Your answer should repeat every record verbatim.
(DATASET RECORDS begins)
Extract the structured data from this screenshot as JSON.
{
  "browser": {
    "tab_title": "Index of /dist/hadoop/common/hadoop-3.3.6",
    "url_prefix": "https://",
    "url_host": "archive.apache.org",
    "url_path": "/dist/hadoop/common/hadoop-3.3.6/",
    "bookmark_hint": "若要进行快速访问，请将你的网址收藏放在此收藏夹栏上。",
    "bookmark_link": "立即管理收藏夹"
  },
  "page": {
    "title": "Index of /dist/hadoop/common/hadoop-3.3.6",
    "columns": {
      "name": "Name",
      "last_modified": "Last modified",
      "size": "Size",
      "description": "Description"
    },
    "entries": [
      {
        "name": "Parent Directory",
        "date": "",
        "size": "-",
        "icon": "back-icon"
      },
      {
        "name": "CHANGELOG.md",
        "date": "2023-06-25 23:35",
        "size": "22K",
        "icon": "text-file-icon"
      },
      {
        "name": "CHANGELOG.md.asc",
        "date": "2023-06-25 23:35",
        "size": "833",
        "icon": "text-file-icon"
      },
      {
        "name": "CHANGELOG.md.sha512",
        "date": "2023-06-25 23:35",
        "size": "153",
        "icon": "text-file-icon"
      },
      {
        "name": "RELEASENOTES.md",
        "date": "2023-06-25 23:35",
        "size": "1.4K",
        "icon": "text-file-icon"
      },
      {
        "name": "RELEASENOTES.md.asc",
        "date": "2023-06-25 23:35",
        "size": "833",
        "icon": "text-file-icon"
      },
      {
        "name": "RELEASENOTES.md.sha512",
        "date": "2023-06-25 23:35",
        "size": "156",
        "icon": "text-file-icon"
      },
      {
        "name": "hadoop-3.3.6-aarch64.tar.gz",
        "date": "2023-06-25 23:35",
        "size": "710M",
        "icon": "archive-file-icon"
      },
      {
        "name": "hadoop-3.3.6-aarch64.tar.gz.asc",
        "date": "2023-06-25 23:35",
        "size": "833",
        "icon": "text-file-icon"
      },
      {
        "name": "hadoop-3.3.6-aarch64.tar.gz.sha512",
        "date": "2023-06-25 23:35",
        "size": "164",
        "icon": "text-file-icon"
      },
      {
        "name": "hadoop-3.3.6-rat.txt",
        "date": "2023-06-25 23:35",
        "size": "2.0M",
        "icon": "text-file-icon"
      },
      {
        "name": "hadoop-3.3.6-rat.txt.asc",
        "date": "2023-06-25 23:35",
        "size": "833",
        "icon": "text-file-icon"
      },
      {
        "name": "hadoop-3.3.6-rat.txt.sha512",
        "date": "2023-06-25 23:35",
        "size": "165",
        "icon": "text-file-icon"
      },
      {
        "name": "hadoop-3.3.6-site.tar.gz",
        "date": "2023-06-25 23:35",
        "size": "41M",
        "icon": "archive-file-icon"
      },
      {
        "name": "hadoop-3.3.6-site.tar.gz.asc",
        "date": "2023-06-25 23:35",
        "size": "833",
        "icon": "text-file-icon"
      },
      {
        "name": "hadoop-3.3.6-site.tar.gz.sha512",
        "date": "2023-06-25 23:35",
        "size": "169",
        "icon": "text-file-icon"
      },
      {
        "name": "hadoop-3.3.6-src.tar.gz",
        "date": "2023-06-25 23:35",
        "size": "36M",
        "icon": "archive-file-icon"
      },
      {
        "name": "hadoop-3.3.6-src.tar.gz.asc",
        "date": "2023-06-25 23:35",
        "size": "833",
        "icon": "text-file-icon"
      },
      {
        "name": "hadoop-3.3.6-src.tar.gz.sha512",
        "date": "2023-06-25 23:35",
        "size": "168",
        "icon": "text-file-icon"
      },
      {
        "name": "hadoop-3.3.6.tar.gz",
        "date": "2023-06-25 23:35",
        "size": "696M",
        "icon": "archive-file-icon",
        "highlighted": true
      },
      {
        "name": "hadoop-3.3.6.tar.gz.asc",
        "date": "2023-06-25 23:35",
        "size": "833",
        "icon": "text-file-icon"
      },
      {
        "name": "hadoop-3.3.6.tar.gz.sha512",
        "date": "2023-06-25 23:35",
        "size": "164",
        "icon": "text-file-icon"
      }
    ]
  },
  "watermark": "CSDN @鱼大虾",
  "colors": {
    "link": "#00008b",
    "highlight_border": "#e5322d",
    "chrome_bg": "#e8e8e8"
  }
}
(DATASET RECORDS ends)
**SOLUTION TO THIS PROBLEM**
Extract the structured data from this screenshot as JSON.
{
  "browser": {
    "tab_title": "Index of /dist/hadoop/common/hadoop-3.3.6",
    "url_prefix": "https://",
    "url_host": "archive.apache.org",
    "url_path": "/dist/hadoop/common/hadoop-3.3.6/",
    "bookmark_hint": "若要进行快速访问，请将你的网址收藏放在此收藏夹栏上。",
    "bookmark_link": "立即管理收藏夹"
  },
  "page": {
    "title": "Index of /dist/hadoop/common/hadoop-3.3.6",
    "columns": {
      "name": "Name",
      "last_modified": "Last modified",
      "size": "Size",
      "description": "Description"
    },
    "entries": [
      {
        "name": "Parent Directory",
        "date": "",
        "size": "-",
        "icon": "back-icon"
      },
      {
        "name": "CHANGELOG.md",
        "date": "2023-06-25 23:35",
        "size": "22K",
        "icon": "text-file-icon"
      },
      {
        "name": "CHANGELOG.md.asc",
        "date": "2023-06-25 23:35",
        "size": "833",
        "icon": "text-file-icon"
      },
      {
        "name": "CHANGELOG.md.sha512",
        "date": "2023-06-25 23:35",
        "size": "153",
        "icon": "text-file-icon"
      },
      {
        "name": "RELEASENOTES.md",
        "date": "2023-06-25 23:35",
        "size": "1.4K",
        "icon": "text-file-icon"
      },
      {
        "name": "RELEASENOTES.md.asc",
        "date": "2023-06-25 23:35",
        "size": "833",
        "icon": "text-file-icon"
      },
      {
        "name": "RELEASENOTES.md.sha512",
        "date": "2023-06-25 23:35",
        "size": "156",
        "icon": "text-file-icon"
      },
      {
        "name": "hadoop-3.3.6-aarch64.tar.gz",
        "date": "2023-06-25 23:35",
        "size": "710M",
        "icon": "archive-file-icon"
      },
      {
        "name": "hadoop-3.3.6-aarch64.tar.gz.asc",
        "date": "2023-06-25 23:35",
        "size": "833",
        "icon": "text-file-icon"
      },
      {
        "name": "hadoop-3.3.6-aarch64.tar.gz.sha512",
        "date": "2023-06-25 23:35",
        "size": "164",
        "icon": "text-file-icon"
      },
      {
        "name": "hadoop-3.3.6-rat.txt",
        "date": "2023-06-25 23:35",
        "size": "2.0M",
        "icon": "text-file-icon"
      },
      {
        "name": "hadoop-3.3.6-rat.txt.asc",
        "date": "2023-06-25 23:35",
        "size": "833",
        "icon": "text-file-icon"
      },
      {
        "name": "hadoop-3.3.6-rat.txt.sha512",
        "date": "2023-06-25 23:35",
        "size": "165",
        "icon": "text-file-icon"
      },
      {
        "name": "hadoop-3.3.6-site.tar.gz",
        "date": "2023-06-25 23:35",
        "size": "41M",
        "icon": "archive-file-icon"
      },
      {
        "name": "hadoop-3.3.6-site.tar.gz.asc",
        "date": "2023-06-25 23:35",
        "size": "833",
        "icon": "text-file-icon"
      },
      {
        "name": "hadoop-3.3.6-site.tar.gz.sha512",
        "date": "2023-06-25 23:35",
        "size": "169",
        "icon": "text-file-icon"
      },
      {
        "name": "hadoop-3.3.6-src.tar.gz",
        "date": "2023-06-25 23:35",
        "size": "36M",
        "icon": "archive-file-icon"
      },
      {
        "name": "hadoop-3.3.6-src.tar.gz.asc",
        "date": "2023-06-25 23:35",
        "size": "833",
        "icon": "text-file-icon"
      },
      {
        "name": "hadoop-3.3.6-src.tar.gz.sha512",
        "date": "2023-06-25 23:35",
        "size": "168",
        "icon": "text-file-icon"
      },
      {
        "name": "hadoop-3.3.6.tar.gz",
        "date": "2023-06-25 23:35",
        "size": "696M",
        "icon": "archive-file-icon",
        "highlighted": true
      },
      {
        "name": "hadoop-3.3.6.tar.gz.asc",
        "date": "2023-06-25 23:35",
        "size": "833",
        "icon": "text-file-icon"
      },
      {
        "name": "hadoop-3.3.6.tar.gz.sha512",
        "date": "2023-06-25 23:35",
        "size": "164",
        "icon": "text-file-icon"
      }
    ]
  },
  "watermark": "CSDN @鱼大虾",
  "colors": {
    "link": "#00008b",
    "highlight_border": "#e5322d",
    "chrome_bg": "#e8e8e8"
  }
}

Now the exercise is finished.